= Beginning of Section =

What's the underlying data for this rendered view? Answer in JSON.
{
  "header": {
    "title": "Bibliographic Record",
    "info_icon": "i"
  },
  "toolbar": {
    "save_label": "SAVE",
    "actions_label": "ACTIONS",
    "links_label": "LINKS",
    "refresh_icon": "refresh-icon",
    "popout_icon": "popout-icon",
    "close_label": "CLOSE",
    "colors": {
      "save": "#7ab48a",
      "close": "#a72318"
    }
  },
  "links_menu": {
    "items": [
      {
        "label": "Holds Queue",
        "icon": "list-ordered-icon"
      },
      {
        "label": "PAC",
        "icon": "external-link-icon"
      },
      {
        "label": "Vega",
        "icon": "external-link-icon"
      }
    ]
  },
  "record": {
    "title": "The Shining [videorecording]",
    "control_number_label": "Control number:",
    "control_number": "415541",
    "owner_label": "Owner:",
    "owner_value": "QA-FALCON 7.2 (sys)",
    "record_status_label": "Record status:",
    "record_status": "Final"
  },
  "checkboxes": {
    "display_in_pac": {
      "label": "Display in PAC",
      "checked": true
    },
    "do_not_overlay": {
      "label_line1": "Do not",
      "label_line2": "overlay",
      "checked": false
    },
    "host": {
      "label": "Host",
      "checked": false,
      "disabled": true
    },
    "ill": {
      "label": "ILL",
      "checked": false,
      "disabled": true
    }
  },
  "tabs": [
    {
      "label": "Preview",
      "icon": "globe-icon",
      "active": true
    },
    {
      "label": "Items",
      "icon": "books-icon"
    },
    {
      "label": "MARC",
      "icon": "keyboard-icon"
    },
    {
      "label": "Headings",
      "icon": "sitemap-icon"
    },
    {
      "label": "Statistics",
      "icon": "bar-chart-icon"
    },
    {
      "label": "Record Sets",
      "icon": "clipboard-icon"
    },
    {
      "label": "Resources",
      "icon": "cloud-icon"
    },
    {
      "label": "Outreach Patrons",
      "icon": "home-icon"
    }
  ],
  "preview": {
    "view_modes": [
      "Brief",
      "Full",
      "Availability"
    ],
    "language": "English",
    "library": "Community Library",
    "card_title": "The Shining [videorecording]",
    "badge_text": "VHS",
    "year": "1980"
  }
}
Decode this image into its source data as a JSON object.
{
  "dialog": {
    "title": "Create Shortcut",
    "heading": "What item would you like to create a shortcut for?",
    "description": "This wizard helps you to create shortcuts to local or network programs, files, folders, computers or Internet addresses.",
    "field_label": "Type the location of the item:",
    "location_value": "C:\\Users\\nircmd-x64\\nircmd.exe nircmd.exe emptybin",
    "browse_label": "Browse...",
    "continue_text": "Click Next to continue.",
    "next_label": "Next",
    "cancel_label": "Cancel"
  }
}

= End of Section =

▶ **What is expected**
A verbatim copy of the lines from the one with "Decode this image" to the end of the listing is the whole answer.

▶ **Response below**
Decode this image into its source data as a JSON object.
{
  "dialog": {
    "title": "Create Shortcut",
    "heading": "What item would you like to create a shortcut for?",
    "description": "This wizard helps you to create shortcuts to local or network programs, files, folders, computers or Internet addresses.",
    "field_label": "Type the location of the item:",
    "location_value": "C:\\Users\\nircmd-x64\\nircmd.exe nircmd.exe emptybin",
    "browse_label": "Browse...",
    "continue_text": "Click Next to continue.",
    "next_label": "Next",
    "cancel_label": "Cancel"
  }
}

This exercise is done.